The exhibition’s title piece is a unique 18th century Nepalese painting showing the organs and vessels of the male body according to Ayurveda, a centuries-old, but ever evolving, set of medical practices translating to ‘the knowledge of long life’. Further understandings of the human anatomy will be illustrated in a series of vivid diagrams and drawings, including a Persian watercolour linking body parts to zodiac symbols and a Tibetan body map depicting the chakras.
From the corporeal to the cosmological, Ayurvedic Man examines the continuities and ruptures between tradition and modernity. It will reveal newly unearthed correspondence to and from Dr Paira Mall, who was sent to India in 1911 to collect cultural and historical objects for Henry Wellcome’s museum, and local health and botanical knowledge for the potential development of pharmaceutical products. Framing the exhibition, these letters reflect on periods of exchange and collaboration, conflict and exploitation, as well as issues central to the ownership of heritage.
Public health policies of the British colonial administration had a major impact on the development of Indian medicine. Documents relating to the science of smallpox inoculation, engravings of colonial hospital buildings and photographs documenting plague prevention measures outline the tensions between authorities and local communities, empire and colony.
A new commission by artist Ranjit Kandalgaonkar (b.1976), currently in residence at Gasworks, London, will interrogate the responses to the outbreak of plague in Bombay in 1896. The work will comprise a detailed drawing that reimagines the events that took place, along with an interactive digital platform which will allow visitors to zoom into additional material from Wellcome Collection’s Library, London, and the Asiatic Library, Mumbai.
Encounters between colonial and indigenous botanical knowledge will be represented by an edition of the 12 volume Hortus Indicus Malabaricus. Compiled between 1678–1693 by a commander of the Dutch East India Company, this monumental work of taxonomy draws on knowledge from scholarly Brahmins and local physicians, and is still relevant to modern biodiversity. The exhibition will also show drawings of plants used in Ayurvedic healing, including those that led the spice trade explorations such as turmeric and pepper.
Ayurvedic Man will include extracts from one of the foundational texts of Ayurveda, the Susruta Samhita, one of the earliest works of Indian medical literature. This compendium outlines medical procedures including bloodletting and rhinoplasty, or nasal reconstruction, that predate modern surgery, and will be displayed alongside surgical instruments. A range of other practices including enemas, vigorous massage, dietetics and intense yoga postures, will be depicted in a series of colourful Company School paintings.
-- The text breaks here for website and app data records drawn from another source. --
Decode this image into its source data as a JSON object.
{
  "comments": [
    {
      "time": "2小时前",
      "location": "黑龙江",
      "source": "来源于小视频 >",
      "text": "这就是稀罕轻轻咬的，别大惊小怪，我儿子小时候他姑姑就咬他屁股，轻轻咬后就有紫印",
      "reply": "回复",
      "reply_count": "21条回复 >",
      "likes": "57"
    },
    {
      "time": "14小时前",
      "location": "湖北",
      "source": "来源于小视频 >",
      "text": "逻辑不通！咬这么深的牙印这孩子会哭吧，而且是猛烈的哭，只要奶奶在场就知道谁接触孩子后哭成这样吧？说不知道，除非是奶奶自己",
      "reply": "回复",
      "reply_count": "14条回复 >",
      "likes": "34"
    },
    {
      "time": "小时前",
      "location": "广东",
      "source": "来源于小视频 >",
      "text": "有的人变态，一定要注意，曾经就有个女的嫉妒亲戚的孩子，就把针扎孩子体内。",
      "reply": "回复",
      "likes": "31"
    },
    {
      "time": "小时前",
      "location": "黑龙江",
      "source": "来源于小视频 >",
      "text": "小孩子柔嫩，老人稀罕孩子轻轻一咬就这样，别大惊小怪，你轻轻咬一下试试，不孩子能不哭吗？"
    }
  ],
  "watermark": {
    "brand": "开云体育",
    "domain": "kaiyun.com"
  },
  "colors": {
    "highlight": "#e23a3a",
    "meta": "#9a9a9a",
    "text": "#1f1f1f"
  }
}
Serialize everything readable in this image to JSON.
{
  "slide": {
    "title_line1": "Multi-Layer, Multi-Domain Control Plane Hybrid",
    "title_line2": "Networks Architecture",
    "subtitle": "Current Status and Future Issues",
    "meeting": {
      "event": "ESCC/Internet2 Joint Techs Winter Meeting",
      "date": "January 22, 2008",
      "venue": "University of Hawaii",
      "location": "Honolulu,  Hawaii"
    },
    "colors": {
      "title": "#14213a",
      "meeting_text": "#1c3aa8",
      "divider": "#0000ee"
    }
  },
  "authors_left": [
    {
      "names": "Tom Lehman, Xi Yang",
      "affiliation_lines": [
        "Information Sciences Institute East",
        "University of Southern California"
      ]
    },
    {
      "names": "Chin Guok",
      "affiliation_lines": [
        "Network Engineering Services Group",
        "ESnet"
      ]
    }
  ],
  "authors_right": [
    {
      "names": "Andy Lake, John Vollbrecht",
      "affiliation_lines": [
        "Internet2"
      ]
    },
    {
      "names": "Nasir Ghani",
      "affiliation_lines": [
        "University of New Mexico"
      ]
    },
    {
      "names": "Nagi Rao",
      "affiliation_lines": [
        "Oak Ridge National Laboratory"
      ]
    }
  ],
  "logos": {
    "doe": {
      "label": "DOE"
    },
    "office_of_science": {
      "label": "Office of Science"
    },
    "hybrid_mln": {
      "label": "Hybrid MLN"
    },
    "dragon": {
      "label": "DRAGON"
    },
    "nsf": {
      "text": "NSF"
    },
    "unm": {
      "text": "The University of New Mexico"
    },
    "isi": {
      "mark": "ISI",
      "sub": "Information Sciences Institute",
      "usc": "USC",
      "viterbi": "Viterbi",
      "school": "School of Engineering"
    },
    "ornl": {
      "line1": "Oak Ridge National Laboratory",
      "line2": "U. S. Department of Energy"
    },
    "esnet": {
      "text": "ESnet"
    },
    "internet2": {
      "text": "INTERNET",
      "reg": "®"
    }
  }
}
These will be shown with an intricately carved enema syringe from Sri Lanka, emphasising the intimate yet intrusive nature of some of these methods.
The role of gender in Indian medicine is explored through a collection of objects relating to childbirth and family planning, including an early erotic manuscript and a gouache painting depicting the mythological story of a bird recommending a caesarean section. The exhibition will also feature photographs of women doctors and midwives in the early twentieth century and a letter from Mahatma Gandhi (1935) outlining his opinion on birth control.
At a time of growing popularity of pluralistic approaches to health, societies around the world are at increasing risk of losing natural resources, medicinal plants and traditional knowledge. Ayurvedic Man highlights the delicate balance between sharing and protecting heritage, cultural resources and environmental biodiversity.
Ayurvedic Man: encounters with Indian medicine runs at Wellcome Collection from 16 November 2017 until 8 April 2018. It is curated by Bárbara Rodríguez Muñoz, with advice from Sita Reddy. Ranjit Kandalgaonkar’s commission follows his residency at Gasworks, London, supported by Charles Wallace India Trust and Inlaks Shivdasani Foundation. The exhibition is inspired by Wellcome Collection’s Medicine Corner initiative, a series of activities which took place in India in 2016.